“We would sell [listings] before they ever came on, which is really difficult for newer agents who don’t have the contacts or relationships with other agents,” she added. “Then this year, there’s just no inventory. I mean, the top agents don’t have any listings either so everybody’s on the same page.”
Since everyone’s on the same playing field, the trio said agents are reviewing their business plans with a fine-toothed comb and figuring out what they can do to keep their pipeline flowing with new buyers and inventory. Although social media is the leading way to connect with buyers and build a brand, Jamason said her agents are finding the most success with old-school tactics.
“I have an agent that is kind of a TikTok queen and she has people message her through TikTok and Instagram and things like that. So certainly, social media is just as big as ever,” she said. “But traditional methods are coming back. The same TikTok star [I mentioned] is also door-knocking.”
“There’s another top team in my market that just dominates a particular neighborhood and they door knock the whole area, especially around holidays,” she added. “They bring little gifts and it might sound cheesy, but it’s kind of [getting] back to the basics of talking to people and knowing your market.”
Karadus echoed Jamason and said his team members have been using social media as the first point of contact, especially for millennial homebuyers who use Facebook, Instagram, TikTok and other platforms to scope out listings and connect with agents. However, after answering a direct message, his agents try to immediately get buyers on the phone to have an in-depth conversation.

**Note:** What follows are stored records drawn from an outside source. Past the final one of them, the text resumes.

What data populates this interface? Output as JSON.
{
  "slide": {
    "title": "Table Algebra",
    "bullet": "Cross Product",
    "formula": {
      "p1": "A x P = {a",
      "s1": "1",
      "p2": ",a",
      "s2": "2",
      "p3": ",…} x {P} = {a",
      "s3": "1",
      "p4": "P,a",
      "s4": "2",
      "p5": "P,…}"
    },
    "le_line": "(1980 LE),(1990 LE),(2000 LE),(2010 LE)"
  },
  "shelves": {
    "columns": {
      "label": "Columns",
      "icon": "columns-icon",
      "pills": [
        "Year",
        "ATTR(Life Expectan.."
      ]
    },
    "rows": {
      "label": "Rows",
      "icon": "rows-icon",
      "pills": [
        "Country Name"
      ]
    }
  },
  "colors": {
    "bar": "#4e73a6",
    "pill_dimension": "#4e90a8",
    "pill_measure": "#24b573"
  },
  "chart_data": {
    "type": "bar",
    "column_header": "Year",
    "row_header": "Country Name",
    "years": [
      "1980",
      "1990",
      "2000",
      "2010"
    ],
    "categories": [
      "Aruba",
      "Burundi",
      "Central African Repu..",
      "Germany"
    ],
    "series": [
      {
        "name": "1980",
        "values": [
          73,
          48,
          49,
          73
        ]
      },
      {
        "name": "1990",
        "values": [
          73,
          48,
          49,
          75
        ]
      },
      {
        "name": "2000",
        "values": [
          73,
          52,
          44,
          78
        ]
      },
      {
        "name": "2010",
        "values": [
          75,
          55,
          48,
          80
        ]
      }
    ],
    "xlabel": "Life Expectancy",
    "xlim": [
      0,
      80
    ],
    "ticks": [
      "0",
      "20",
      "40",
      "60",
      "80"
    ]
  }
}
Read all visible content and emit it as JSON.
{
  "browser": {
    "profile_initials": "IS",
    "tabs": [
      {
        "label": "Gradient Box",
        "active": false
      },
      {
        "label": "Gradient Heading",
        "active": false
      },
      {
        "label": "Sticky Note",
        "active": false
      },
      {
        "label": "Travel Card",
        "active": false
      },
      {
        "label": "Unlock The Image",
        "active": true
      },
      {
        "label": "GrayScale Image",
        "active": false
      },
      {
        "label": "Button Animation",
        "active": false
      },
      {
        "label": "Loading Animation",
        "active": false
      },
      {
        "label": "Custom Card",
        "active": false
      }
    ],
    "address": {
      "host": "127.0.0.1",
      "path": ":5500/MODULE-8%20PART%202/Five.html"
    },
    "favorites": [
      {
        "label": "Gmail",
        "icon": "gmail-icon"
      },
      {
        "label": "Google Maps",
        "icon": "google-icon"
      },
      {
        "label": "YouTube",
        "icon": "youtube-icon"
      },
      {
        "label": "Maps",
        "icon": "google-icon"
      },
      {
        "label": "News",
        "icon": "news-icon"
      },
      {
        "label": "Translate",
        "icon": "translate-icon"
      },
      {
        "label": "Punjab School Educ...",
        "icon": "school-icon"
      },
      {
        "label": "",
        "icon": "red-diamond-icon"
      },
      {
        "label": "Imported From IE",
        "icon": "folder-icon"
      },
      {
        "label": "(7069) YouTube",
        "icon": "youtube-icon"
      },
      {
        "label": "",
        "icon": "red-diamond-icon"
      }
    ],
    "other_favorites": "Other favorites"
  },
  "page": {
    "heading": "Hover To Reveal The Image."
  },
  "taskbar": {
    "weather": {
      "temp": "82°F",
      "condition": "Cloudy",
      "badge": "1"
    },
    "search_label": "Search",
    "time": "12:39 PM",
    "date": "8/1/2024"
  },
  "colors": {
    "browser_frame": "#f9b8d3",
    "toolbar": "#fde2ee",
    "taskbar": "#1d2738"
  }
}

A lot of our initial outreach and contact is digital, but I think what they really need is high touch personalized service [and] they also need to be educated,” he said. “A lot of the first-time buyers — millennial or not — need to be educated as to kind of where the market is [and] I think a lot of buyers, unfortunately, are losing out on properties.”

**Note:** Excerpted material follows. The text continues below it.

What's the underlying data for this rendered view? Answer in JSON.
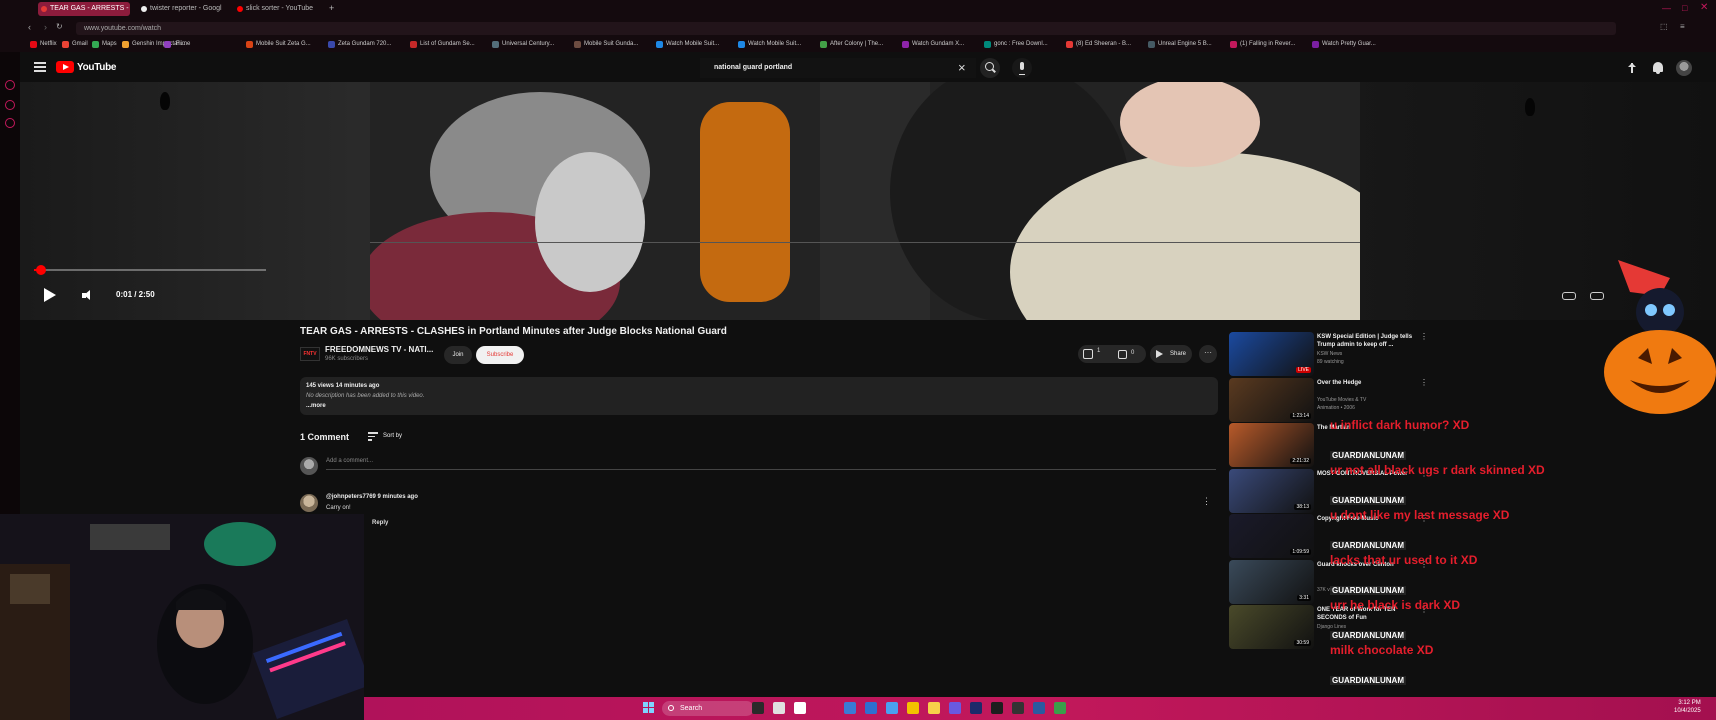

“I tell my agents to pick up the phone [because buyers] need real-time data,” he added. “If they lose out on on a house that or two that they have their eye on and you’re not responsive, you’re going to lose a client.”
Each agent said homebuyers’ needs have drastically changed throughout the pandemic, and they’re anticipating another shift as employers tease hybrid work schedules and loosening coronavirus protection measures make urban areas more attractive again.

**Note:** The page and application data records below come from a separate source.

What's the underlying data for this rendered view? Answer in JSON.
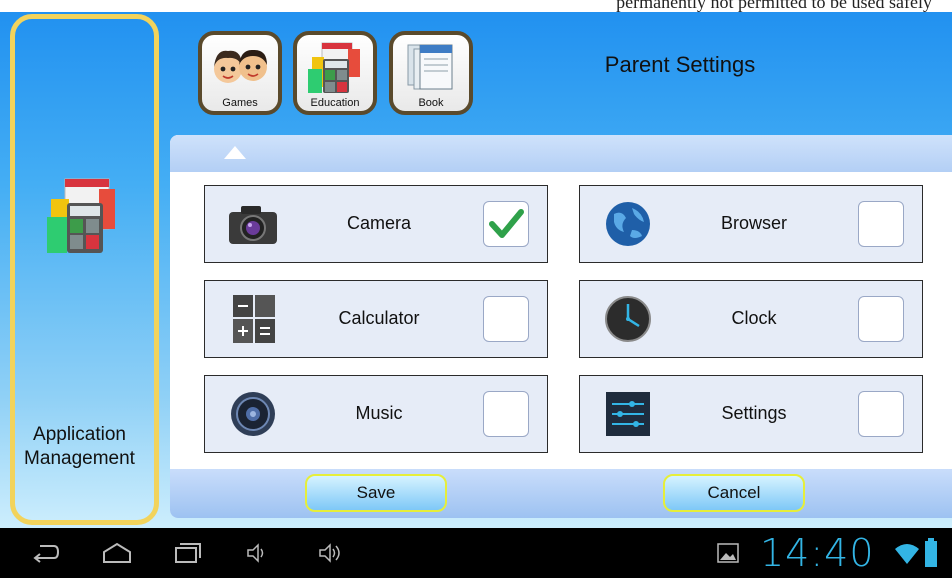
{
  "header": {
    "title": "Parent Settings",
    "top_strip_text": "permanently not permitted to be used safely"
  },
  "sidebar": {
    "label_line1": "Application",
    "label_line2": "Management",
    "icon": "education-apps-icon"
  },
  "tabs": [
    {
      "label": "Games",
      "icon": "kids-faces-icon"
    },
    {
      "label": "Education",
      "icon": "education-apps-icon"
    },
    {
      "label": "Book",
      "icon": "books-icon"
    }
  ],
  "apps": [
    {
      "label": "Camera",
      "icon": "camera-icon",
      "checked": true
    },
    {
      "label": "Browser",
      "icon": "globe-icon",
      "checked": false
    },
    {
      "label": "Calculator",
      "icon": "calculator-icon",
      "checked": false
    },
    {
      "label": "Clock",
      "icon": "clock-icon",
      "checked": false
    },
    {
      "label": "Music",
      "icon": "speaker-icon",
      "checked": false
    },
    {
      "label": "Settings",
      "icon": "sliders-icon",
      "checked": false
    }
  ],
  "buttons": {
    "save": "Save",
    "cancel": "Cancel"
  },
  "status": {
    "time": "14:40"
  },
  "colors": {
    "accent": "#33b5e5",
    "sidebar_border": "#f2d35c",
    "button_border": "#e6ee3a"
  }
}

“I think what the pandemic has done was sort of caused people to reevaluate how much time they need to be in New York City,” Karadus said. “I do think the people talking about people leaving New York is absolutely overstated. Most of our clientele has stayed in New York, but maybe just reevaluated what they need.”
“All of the people that purchase during the pandemic that we thought might be panic buyers, have stayed,” he added. “We haven’t actually relisted anything that we that we’ve sold during the two years of the pandemic, which I think is interesting.”
Meanwhile, Carson, who serves buyers and sellers in Texas and Florida, said families with school-age are driving most of the activity in her markets. “For a long time [The Woodlands, Texas] was a very sleepy town and now it’s just exploded mostly with 30 to 40-somethings,” she said. “School districts are struggling they never needed [that many] schools before and now they’re just busting.”
As the spring homebuying season kicks into high gear, Jamason, Carson and Karadus said they’re encouraging their agents to created streamlined marketing plans that put them in front of the clients they want to serve, which may require shifting more funds to social media ads or other traditional methods, such as mailed flyers or setting up a coffee fund for client meetings.
“At the end of the day, you’re talking about the largest financial transaction of people’s lives and they still need some hand-holding — it’s not something that can all be done by some computer program,” Jamason said. “So going back to some of those basics and building those relationships with people is just as important as it ever was.”